### [Exercise instructions]
After locating the line with "Enumerate this screenshot's", repeat it and every following line to the end of the listing, exactly. Omit the pictures.
-------
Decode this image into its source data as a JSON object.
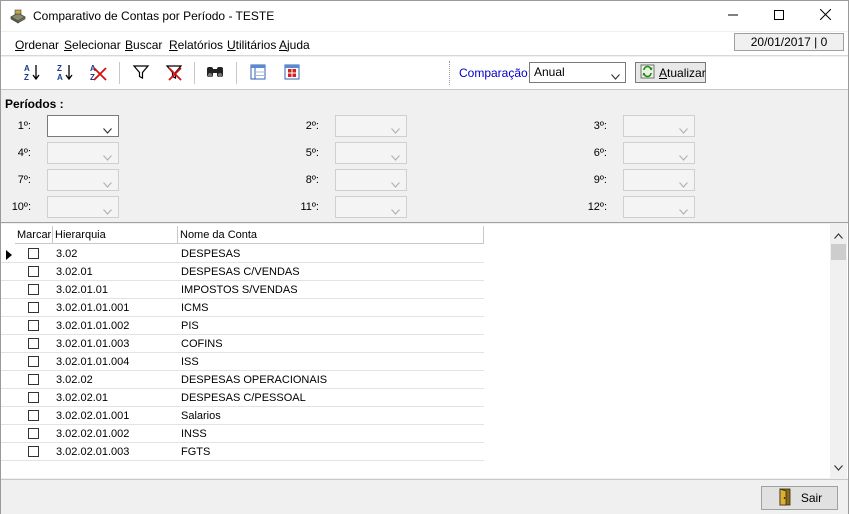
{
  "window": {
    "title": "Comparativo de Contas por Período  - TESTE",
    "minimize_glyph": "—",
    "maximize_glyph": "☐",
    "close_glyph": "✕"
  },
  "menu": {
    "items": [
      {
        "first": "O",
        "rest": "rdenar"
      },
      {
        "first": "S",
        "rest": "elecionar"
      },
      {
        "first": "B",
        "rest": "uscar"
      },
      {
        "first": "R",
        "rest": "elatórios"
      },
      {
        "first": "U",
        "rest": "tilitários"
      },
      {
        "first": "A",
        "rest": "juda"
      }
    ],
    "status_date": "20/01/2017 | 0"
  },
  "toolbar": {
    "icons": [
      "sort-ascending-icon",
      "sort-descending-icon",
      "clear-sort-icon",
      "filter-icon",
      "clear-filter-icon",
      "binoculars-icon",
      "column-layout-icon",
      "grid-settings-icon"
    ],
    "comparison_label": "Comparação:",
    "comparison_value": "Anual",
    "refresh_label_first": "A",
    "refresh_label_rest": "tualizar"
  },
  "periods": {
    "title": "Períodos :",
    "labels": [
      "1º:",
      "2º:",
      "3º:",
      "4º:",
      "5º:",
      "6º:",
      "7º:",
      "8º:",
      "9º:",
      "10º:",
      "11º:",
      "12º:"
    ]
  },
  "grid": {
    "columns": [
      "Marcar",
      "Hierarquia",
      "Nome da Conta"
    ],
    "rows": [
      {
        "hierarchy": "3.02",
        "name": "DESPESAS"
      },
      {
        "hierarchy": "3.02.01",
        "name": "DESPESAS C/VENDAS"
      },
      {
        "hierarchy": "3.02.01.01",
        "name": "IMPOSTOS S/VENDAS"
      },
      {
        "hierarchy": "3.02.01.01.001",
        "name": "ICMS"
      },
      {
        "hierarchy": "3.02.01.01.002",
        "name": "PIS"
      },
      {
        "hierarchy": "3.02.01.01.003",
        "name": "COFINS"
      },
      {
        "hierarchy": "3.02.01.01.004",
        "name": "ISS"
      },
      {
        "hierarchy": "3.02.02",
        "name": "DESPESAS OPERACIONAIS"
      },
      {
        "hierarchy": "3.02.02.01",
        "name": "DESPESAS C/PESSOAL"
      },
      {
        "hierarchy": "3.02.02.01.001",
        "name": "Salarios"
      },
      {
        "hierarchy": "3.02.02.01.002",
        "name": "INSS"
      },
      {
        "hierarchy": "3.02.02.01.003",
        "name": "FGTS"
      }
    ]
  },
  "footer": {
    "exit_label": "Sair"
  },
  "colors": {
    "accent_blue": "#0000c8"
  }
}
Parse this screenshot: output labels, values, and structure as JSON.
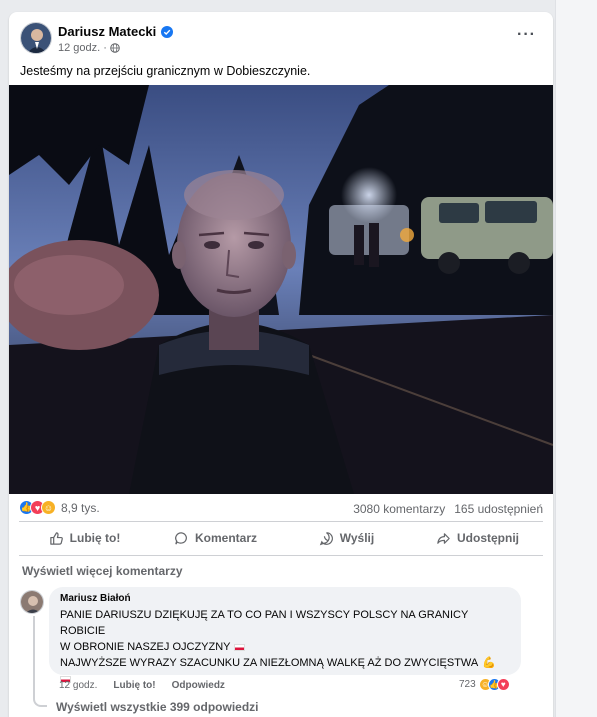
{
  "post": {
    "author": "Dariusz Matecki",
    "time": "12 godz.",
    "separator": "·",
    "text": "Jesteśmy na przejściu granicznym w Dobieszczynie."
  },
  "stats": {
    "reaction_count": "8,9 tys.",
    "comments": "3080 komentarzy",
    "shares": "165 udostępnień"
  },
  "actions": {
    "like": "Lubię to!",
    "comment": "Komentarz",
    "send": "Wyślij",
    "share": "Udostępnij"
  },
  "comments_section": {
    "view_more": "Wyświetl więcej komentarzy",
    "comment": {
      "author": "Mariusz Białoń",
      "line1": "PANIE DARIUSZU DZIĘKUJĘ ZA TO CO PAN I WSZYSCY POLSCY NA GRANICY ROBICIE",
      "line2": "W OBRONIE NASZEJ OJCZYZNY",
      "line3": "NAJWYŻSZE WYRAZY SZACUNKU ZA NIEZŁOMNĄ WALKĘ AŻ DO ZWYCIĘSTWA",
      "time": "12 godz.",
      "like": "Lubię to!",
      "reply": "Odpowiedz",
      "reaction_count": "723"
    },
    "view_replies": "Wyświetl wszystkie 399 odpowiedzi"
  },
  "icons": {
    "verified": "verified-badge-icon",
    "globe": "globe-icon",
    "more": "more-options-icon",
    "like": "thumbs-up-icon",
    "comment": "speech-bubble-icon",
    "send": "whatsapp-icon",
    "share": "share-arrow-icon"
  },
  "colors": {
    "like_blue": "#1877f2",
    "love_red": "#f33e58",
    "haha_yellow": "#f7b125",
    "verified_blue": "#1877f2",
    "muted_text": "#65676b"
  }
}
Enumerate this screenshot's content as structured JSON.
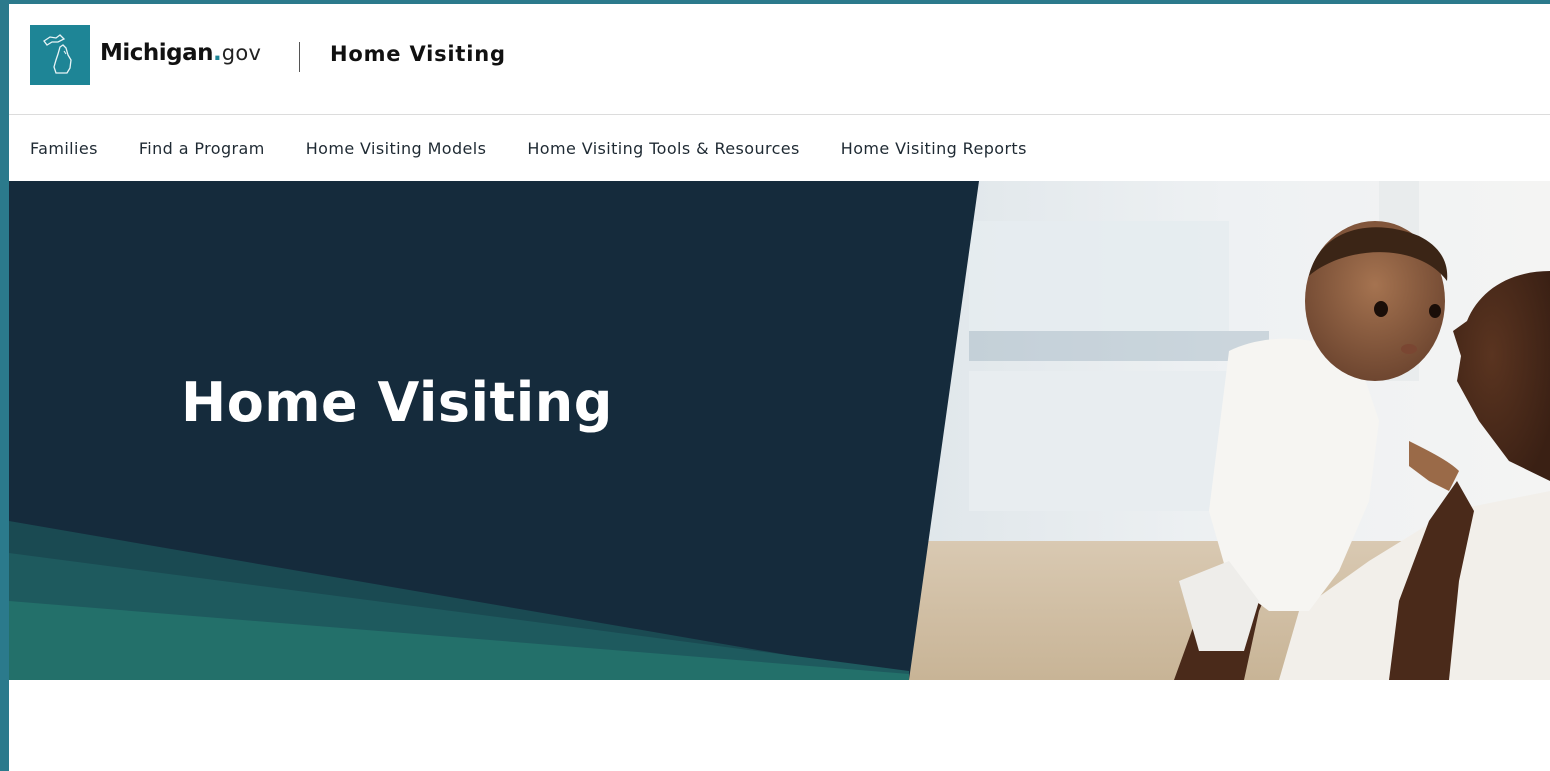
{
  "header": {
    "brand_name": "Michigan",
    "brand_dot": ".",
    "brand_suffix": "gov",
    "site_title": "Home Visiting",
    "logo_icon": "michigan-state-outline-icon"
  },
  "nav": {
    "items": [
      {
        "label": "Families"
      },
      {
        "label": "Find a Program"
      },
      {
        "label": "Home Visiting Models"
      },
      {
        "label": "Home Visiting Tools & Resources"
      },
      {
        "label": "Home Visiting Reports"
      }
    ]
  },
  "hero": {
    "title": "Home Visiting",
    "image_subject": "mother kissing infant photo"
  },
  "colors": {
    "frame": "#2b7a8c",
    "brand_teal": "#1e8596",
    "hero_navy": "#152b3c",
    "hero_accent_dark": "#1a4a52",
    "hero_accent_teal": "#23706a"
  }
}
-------
### [Solution to this problem]
Enumerate this screenshot's content as structured JSON.
{
  "header": {
    "brand_name": "Michigan",
    "brand_dot": ".",
    "brand_suffix": "gov",
    "site_title": "Home Visiting",
    "logo_icon": "michigan-state-outline-icon"
  },
  "nav": {
    "items": [
      {
        "label": "Families"
      },
      {
        "label": "Find a Program"
      },
      {
        "label": "Home Visiting Models"
      },
      {
        "label": "Home Visiting Tools & Resources"
      },
      {
        "label": "Home Visiting Reports"
      }
    ]
  },
  "hero": {
    "title": "Home Visiting",
    "image_subject": "mother kissing infant photo"
  },
  "colors": {
    "frame": "#2b7a8c",
    "brand_teal": "#1e8596",
    "hero_navy": "#152b3c",
    "hero_accent_dark": "#1a4a52",
    "hero_accent_teal": "#23706a"
  }
}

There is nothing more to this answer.